South Korea using executive powers to drive detente with North

April 4 (UPI) — The flurry of diplomatic activity on the Korean Peninsula is adding to the more than 200 agreements between Seoul and Pyongyang, as the president’s office is being charged with silencing its critics.

South Korean records show only 13 agreements have been ratified by South Korean parliament since June 2000.

The relatively low number of agreements that have been endorsed in Seoul’s National Assembly is being reported as the administration of President Moon Jae-in is pursuing plans to submit the agreement on the 2018 Inter-Korea Summit for parliamentary approval, Yonhap reported Wednesday.

The agreements signed between the two governments, 245 in total since 2000, mostly pertain to politics and the economy.

There have so far been 69 political, 12 military, 109 economic, 33 humanitarian and 22 society and culture-related agreements, South Korea’s unification ministry said.

Of the 245 agreements signed between North and South, 157 agreements are “in effect,” an indicator past and present engagement has been driven mainly by South Korea’s executive branch.

Agreements entailing significant financial burdens on Seoul must receive legislative approval, while agreements that only involve technical and procedural matters can be enforced with the president’s signature.

The National Assembly has not ratified any economic cooperation proposals since 2005, however.

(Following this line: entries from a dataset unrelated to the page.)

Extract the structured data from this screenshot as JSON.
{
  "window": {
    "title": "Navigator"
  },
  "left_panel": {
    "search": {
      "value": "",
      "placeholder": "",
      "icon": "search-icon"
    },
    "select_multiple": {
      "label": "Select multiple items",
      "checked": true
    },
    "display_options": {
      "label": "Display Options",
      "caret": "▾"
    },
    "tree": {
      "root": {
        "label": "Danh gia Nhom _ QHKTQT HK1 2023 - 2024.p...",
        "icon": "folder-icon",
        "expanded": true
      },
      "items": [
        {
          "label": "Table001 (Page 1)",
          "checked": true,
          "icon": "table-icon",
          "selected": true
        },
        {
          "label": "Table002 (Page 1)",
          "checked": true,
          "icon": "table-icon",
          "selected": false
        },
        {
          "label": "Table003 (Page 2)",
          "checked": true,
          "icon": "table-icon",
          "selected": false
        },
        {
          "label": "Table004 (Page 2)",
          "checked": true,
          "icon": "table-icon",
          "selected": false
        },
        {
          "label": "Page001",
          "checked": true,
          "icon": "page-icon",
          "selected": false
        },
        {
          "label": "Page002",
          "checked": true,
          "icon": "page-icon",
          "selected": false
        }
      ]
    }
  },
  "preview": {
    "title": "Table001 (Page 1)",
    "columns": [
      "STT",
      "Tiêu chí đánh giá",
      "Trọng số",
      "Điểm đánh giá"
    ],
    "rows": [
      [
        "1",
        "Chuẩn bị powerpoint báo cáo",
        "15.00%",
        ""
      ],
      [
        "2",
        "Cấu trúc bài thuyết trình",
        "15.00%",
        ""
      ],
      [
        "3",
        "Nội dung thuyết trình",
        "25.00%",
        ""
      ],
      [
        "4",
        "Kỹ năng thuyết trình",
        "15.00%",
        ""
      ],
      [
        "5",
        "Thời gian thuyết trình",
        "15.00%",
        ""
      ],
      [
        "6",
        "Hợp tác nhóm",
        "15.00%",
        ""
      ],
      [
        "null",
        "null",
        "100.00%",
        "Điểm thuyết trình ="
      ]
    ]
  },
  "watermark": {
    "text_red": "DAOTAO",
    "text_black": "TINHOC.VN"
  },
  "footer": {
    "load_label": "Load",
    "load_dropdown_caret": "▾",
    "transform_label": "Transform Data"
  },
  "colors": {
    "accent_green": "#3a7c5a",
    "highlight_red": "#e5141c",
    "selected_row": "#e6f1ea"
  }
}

Seoul’s agreement on the 2018 Inter-Korea Summit between Moon and Kim Jong Un includes a clause that states the summit will proceed regardless of a change in government, but the agreement must also receive parliamentary approval.

The speed at which détente has taken root has been followed by some backlash, following a report from a local newspaper the president’s office has been silencing critics.

The JoongAng Ilbo reported Wednesday the Moon administration has been pressuring researchers and policy experts as leaders of North and South plan to meet.

The newspaper stated experts including defector Ahn Chan-il, president of the World Institute for North Korea Studies, who fled the regime in 1979, was banned from making television appearances for a month, and high-profile defector Thae Yong-ho had been asked to cut back on his activities.

The presidential Blue House denied the claims in the report Wednesday and said it will seek legal measures to correct the “unacceptable” claims of a government “blacklist.”